· Emotional intelligence – The unknown psychological burden nurses carry is high when considering the needs of the patient and the demands of family members who are not particularly knowledgeable in the needs of the resident or the operations of the facility. Thus, more training in emotional intelligence with administrators and front-line staff may help provide some relief and outline better solutions that could satisfy the needs of their internal stakeholders (staff) as well as the external stakeholders (patients/family members).

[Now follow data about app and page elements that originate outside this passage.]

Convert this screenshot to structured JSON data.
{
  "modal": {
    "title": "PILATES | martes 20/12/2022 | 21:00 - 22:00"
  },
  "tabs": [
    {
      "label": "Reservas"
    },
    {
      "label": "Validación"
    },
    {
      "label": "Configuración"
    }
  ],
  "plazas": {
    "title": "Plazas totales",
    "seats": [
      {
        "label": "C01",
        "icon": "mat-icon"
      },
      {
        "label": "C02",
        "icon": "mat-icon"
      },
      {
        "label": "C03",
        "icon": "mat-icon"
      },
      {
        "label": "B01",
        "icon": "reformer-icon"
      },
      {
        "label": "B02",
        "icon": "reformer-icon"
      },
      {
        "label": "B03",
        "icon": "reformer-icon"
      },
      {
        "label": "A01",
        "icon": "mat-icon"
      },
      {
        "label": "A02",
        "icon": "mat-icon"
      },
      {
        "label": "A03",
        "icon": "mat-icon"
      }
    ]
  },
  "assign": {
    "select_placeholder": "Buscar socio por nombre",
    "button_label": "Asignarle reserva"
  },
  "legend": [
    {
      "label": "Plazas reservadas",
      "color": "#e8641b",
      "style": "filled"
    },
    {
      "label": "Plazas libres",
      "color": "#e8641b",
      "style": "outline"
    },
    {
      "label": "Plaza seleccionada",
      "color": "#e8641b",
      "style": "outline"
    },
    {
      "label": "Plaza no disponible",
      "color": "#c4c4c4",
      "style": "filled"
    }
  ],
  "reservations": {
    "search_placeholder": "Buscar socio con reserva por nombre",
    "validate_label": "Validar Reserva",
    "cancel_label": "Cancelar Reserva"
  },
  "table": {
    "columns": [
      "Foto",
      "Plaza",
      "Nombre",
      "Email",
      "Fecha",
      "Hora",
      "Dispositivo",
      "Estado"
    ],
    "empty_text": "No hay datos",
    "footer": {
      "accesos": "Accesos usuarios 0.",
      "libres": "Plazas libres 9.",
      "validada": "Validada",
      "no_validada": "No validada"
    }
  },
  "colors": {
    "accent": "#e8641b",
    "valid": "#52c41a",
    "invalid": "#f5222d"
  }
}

A continued conversation is necessary to help solve the healthcare crisis that exists in elderly care. It will take a concentrated effort to address the long- and short-term concerns of staffing and the overall needs of care to provide an effort to close the gap relating to staffing shortages and improving overall quality of care outcomes. Seeking the services of an outside consultant or specialist that can provide value added services would justify any investments made for the sake of professional development which can provide a competitive advantage over competitors that can be more realized than other investments that may not provide the desired financial revenue.

Dr. Terrence Duncan has over fifteen years of enterprise risk management experience ranging in matters from human resources, worker’s compensation, and strategic leadreship. He has published two books on leadership and personal development, as well as published in several academic and international journals and book chapters. Dr. Duncan has spoken in esteemed academic conferences and specializes in providing consulting services to businesses in risk management, human resources, strategic leadership, and change management. For additional information for services offered or questions on the content of this article, please contact drterrenceduncan@gmail.com. More information is available on www.drtduncan.com


References:

[1] Staiger, D.O., Auerbach, D.I., & Buerhaus, P.I. (2012). Registered nurse labor supply and the recession - Are we in a bubble? The New England Journal of Medicine, 366(16), 1463-1465.


[2] Snavely, T. (2016). A brief economic analysis of the looming nursing shortage in the United States. Nursing Economics, 34(2), 98-100.


[3] Spetz, J., Trupin, L., Bates, T., and Coffman, J.M. (2015). Future demand for long-term care workers will be influenced by demographic and utilization changes. Health Affairs, 34(6), 936 – 945.